=== Begin Enclosure ===
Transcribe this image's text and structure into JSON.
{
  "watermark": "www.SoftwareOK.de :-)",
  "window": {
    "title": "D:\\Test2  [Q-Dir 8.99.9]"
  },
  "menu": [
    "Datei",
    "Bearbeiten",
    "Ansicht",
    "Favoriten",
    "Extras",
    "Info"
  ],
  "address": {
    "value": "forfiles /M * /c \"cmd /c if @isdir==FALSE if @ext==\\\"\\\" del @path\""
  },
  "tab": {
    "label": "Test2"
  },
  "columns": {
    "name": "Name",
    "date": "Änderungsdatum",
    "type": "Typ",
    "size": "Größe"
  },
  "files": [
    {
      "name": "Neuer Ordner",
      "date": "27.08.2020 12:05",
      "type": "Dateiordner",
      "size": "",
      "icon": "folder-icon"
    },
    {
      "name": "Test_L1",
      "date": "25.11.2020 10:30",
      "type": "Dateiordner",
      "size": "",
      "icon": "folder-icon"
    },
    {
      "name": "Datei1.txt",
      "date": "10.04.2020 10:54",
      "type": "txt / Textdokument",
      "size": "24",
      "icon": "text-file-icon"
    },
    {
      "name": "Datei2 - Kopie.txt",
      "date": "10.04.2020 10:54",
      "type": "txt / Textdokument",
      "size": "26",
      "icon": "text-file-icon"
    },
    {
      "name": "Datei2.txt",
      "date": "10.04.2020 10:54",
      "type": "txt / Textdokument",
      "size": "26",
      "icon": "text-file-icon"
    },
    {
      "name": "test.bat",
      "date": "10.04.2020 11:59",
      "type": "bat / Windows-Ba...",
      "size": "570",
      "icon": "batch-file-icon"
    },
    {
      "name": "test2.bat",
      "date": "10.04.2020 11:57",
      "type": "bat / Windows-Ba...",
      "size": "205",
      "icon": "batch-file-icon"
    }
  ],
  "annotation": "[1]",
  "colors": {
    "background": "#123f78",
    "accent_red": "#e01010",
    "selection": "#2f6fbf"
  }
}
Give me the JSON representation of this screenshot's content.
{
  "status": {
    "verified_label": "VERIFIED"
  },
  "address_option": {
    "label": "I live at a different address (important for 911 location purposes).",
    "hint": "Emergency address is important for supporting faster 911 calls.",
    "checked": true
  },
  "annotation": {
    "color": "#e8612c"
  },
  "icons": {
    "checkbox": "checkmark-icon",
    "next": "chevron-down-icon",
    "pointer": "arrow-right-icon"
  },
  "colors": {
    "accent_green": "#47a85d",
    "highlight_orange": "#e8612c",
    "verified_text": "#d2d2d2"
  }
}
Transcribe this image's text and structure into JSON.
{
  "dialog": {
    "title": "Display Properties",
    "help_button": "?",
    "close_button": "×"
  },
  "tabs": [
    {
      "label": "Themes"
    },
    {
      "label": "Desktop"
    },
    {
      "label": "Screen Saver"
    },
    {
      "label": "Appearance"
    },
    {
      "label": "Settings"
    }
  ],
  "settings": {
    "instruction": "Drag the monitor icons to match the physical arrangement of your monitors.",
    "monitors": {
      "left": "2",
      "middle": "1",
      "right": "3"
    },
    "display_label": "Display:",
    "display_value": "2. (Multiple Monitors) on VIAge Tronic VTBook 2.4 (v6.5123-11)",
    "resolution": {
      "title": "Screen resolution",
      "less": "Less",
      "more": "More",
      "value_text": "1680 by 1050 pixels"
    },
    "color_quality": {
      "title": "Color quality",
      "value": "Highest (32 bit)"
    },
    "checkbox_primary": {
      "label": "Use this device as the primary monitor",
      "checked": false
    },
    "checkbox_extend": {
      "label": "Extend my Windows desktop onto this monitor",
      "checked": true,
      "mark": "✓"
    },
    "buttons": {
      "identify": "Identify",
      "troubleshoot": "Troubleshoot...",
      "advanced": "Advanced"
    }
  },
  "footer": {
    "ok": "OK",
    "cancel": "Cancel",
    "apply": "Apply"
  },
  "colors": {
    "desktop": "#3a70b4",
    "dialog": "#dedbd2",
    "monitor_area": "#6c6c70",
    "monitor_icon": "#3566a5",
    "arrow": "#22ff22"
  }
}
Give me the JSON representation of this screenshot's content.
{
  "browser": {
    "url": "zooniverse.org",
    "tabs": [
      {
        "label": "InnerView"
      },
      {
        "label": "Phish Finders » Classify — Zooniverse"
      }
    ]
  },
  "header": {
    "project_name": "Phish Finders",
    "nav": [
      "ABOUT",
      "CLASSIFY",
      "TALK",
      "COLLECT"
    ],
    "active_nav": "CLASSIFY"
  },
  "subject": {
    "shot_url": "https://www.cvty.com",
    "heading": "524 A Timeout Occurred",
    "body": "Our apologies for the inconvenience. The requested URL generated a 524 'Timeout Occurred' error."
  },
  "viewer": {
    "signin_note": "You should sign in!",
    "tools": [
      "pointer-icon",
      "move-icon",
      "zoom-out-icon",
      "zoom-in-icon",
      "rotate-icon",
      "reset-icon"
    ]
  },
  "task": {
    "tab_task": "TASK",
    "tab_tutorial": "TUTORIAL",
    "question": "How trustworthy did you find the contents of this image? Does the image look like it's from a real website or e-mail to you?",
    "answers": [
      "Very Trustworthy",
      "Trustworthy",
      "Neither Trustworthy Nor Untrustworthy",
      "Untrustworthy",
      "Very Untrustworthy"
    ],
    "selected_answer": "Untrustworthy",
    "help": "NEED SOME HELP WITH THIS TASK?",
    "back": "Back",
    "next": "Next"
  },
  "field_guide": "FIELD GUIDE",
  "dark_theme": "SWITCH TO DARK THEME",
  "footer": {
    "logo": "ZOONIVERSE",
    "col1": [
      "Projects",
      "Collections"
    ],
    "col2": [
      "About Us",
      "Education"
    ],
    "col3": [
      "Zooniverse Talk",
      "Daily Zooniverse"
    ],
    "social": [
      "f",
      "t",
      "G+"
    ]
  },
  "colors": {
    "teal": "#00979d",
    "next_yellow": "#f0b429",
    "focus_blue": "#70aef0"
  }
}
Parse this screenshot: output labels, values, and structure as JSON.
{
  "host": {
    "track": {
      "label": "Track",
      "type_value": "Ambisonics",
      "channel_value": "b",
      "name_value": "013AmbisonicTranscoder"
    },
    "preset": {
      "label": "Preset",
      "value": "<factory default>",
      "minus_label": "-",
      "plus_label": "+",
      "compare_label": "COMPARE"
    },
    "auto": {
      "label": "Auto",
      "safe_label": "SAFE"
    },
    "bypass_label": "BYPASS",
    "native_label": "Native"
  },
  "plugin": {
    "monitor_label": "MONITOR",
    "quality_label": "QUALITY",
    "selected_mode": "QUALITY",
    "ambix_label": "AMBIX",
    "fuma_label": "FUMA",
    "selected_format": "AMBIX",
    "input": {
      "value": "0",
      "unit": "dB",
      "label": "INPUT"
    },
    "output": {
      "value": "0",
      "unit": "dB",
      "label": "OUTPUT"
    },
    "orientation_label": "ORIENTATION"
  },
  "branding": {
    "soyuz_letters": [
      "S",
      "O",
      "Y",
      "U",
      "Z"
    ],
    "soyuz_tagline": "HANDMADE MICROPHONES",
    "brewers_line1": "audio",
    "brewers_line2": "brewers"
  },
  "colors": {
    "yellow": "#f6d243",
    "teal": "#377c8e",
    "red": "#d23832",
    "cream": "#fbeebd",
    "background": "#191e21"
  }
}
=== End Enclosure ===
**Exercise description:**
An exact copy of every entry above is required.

**Result for this exercise:**
Transcribe this image's text and structure into JSON.
{
  "watermark": "www.SoftwareOK.de :-)",
  "window": {
    "title": "D:\\Test2  [Q-Dir 8.99.9]"
  },
  "menu": [
    "Datei",
    "Bearbeiten",
    "Ansicht",
    "Favoriten",
    "Extras",
    "Info"
  ],
  "address": {
    "value": "forfiles /M * /c \"cmd /c if @isdir==FALSE if @ext==\\\"\\\" del @path\""
  },
  "tab": {
    "label": "Test2"
  },
  "columns": {
    "name": "Name",
    "date": "Änderungsdatum",
    "type": "Typ",
    "size": "Größe"
  },
  "files": [
    {
      "name": "Neuer Ordner",
      "date": "27.08.2020 12:05",
      "type": "Dateiordner",
      "size": "",
      "icon": "folder-icon"
    },
    {
      "name": "Test_L1",
      "date": "25.11.2020 10:30",
      "type": "Dateiordner",
      "size": "",
      "icon": "folder-icon"
    },
    {
      "name": "Datei1.txt",
      "date": "10.04.2020 10:54",
      "type": "txt / Textdokument",
      "size": "24",
      "icon": "text-file-icon"
    },
    {
      "name": "Datei2 - Kopie.txt",
      "date": "10.04.2020 10:54",
      "type": "txt / Textdokument",
      "size": "26",
      "icon": "text-file-icon"
    },
    {
      "name": "Datei2.txt",
      "date": "10.04.2020 10:54",
      "type": "txt / Textdokument",
      "size": "26",
      "icon": "text-file-icon"
    },
    {
      "name": "test.bat",
      "date": "10.04.2020 11:59",
      "type": "bat / Windows-Ba...",
      "size": "570",
      "icon": "batch-file-icon"
    },
    {
      "name": "test2.bat",
      "date": "10.04.2020 11:57",
      "type": "bat / Windows-Ba...",
      "size": "205",
      "icon": "batch-file-icon"
    }
  ],
  "annotation": "[1]",
  "colors": {
    "background": "#123f78",
    "accent_red": "#e01010",
    "selection": "#2f6fbf"
  }
}
Give me the JSON representation of this screenshot's content.
{
  "status": {
    "verified_label": "VERIFIED"
  },
  "address_option": {
    "label": "I live at a different address (important for 911 location purposes).",
    "hint": "Emergency address is important for supporting faster 911 calls.",
    "checked": true
  },
  "annotation": {
    "color": "#e8612c"
  },
  "icons": {
    "checkbox": "checkmark-icon",
    "next": "chevron-down-icon",
    "pointer": "arrow-right-icon"
  },
  "colors": {
    "accent_green": "#47a85d",
    "highlight_orange": "#e8612c",
    "verified_text": "#d2d2d2"
  }
}
Transcribe this image's text and structure into JSON.
{
  "dialog": {
    "title": "Display Properties",
    "help_button": "?",
    "close_button": "×"
  },
  "tabs": [
    {
      "label": "Themes"
    },
    {
      "label": "Desktop"
    },
    {
      "label": "Screen Saver"
    },
    {
      "label": "Appearance"
    },
    {
      "label": "Settings"
    }
  ],
  "settings": {
    "instruction": "Drag the monitor icons to match the physical arrangement of your monitors.",
    "monitors": {
      "left": "2",
      "middle": "1",
      "right": "3"
    },
    "display_label": "Display:",
    "display_value": "2. (Multiple Monitors) on VIAge Tronic VTBook 2.4 (v6.5123-11)",
    "resolution": {
      "title": "Screen resolution",
      "less": "Less",
      "more": "More",
      "value_text": "1680 by 1050 pixels"
    },
    "color_quality": {
      "title": "Color quality",
      "value": "Highest (32 bit)"
    },
    "checkbox_primary": {
      "label": "Use this device as the primary monitor",
      "checked": false
    },
    "checkbox_extend": {
      "label": "Extend my Windows desktop onto this monitor",
      "checked": true,
      "mark": "✓"
    },
    "buttons": {
      "identify": "Identify",
      "troubleshoot": "Troubleshoot...",
      "advanced": "Advanced"
    }
  },
  "footer": {
    "ok": "OK",
    "cancel": "Cancel",
    "apply": "Apply"
  },
  "colors": {
    "desktop": "#3a70b4",
    "dialog": "#dedbd2",
    "monitor_area": "#6c6c70",
    "monitor_icon": "#3566a5",
    "arrow": "#22ff22"
  }
}
Give me the JSON representation of this screenshot's content.
{
  "browser": {
    "url": "zooniverse.org",
    "tabs": [
      {
        "label": "InnerView"
      },
      {
        "label": "Phish Finders » Classify — Zooniverse"
      }
    ]
  },
  "header": {
    "project_name": "Phish Finders",
    "nav": [
      "ABOUT",
      "CLASSIFY",
      "TALK",
      "COLLECT"
    ],
    "active_nav": "CLASSIFY"
  },
  "subject": {
    "shot_url": "https://www.cvty.com",
    "heading": "524 A Timeout Occurred",
    "body": "Our apologies for the inconvenience. The requested URL generated a 524 'Timeout Occurred' error."
  },
  "viewer": {
    "signin_note": "You should sign in!",
    "tools": [
      "pointer-icon",
      "move-icon",
      "zoom-out-icon",
      "zoom-in-icon",
      "rotate-icon",
      "reset-icon"
    ]
  },
  "task": {
    "tab_task": "TASK",
    "tab_tutorial": "TUTORIAL",
    "question": "How trustworthy did you find the contents of this image? Does the image look like it's from a real website or e-mail to you?",
    "answers": [
      "Very Trustworthy",
      "Trustworthy",
      "Neither Trustworthy Nor Untrustworthy",
      "Untrustworthy",
      "Very Untrustworthy"
    ],
    "selected_answer": "Untrustworthy",
    "help": "NEED SOME HELP WITH THIS TASK?",
    "back": "Back",
    "next": "Next"
  },
  "field_guide": "FIELD GUIDE",
  "dark_theme": "SWITCH TO DARK THEME",
  "footer": {
    "logo": "ZOONIVERSE",
    "col1": [
      "Projects",
      "Collections"
    ],
    "col2": [
      "About Us",
      "Education"
    ],
    "col3": [
      "Zooniverse Talk",
      "Daily Zooniverse"
    ],
    "social": [
      "f",
      "t",
      "G+"
    ]
  },
  "colors": {
    "teal": "#00979d",
    "next_yellow": "#f0b429",
    "focus_blue": "#70aef0"
  }
}
Parse this screenshot: output labels, values, and structure as JSON.
{
  "host": {
    "track": {
      "label": "Track",
      "type_value": "Ambisonics",
      "channel_value": "b",
      "name_value": "013AmbisonicTranscoder"
    },
    "preset": {
      "label": "Preset",
      "value": "<factory default>",
      "minus_label": "-",
      "plus_label": "+",
      "compare_label": "COMPARE"
    },
    "auto": {
      "label": "Auto",
      "safe_label": "SAFE"
    },
    "bypass_label": "BYPASS",
    "native_label": "Native"
  },
  "plugin": {
    "monitor_label": "MONITOR",
    "quality_label": "QUALITY",
    "selected_mode": "QUALITY",
    "ambix_label": "AMBIX",
    "fuma_label": "FUMA",
    "selected_format": "AMBIX",
    "input": {
      "value": "0",
      "unit": "dB",
      "label": "INPUT"
    },
    "output": {
      "value": "0",
      "unit": "dB",
      "label": "OUTPUT"
    },
    "orientation_label": "ORIENTATION"
  },
  "branding": {
    "soyuz_letters": [
      "S",
      "O",
      "Y",
      "U",
      "Z"
    ],
    "soyuz_tagline": "HANDMADE MICROPHONES",
    "brewers_line1": "audio",
    "brewers_line2": "brewers"
  },
  "colors": {
    "yellow": "#f6d243",
    "teal": "#377c8e",
    "red": "#d23832",
    "cream": "#fbeebd",
    "background": "#191e21"
  }
}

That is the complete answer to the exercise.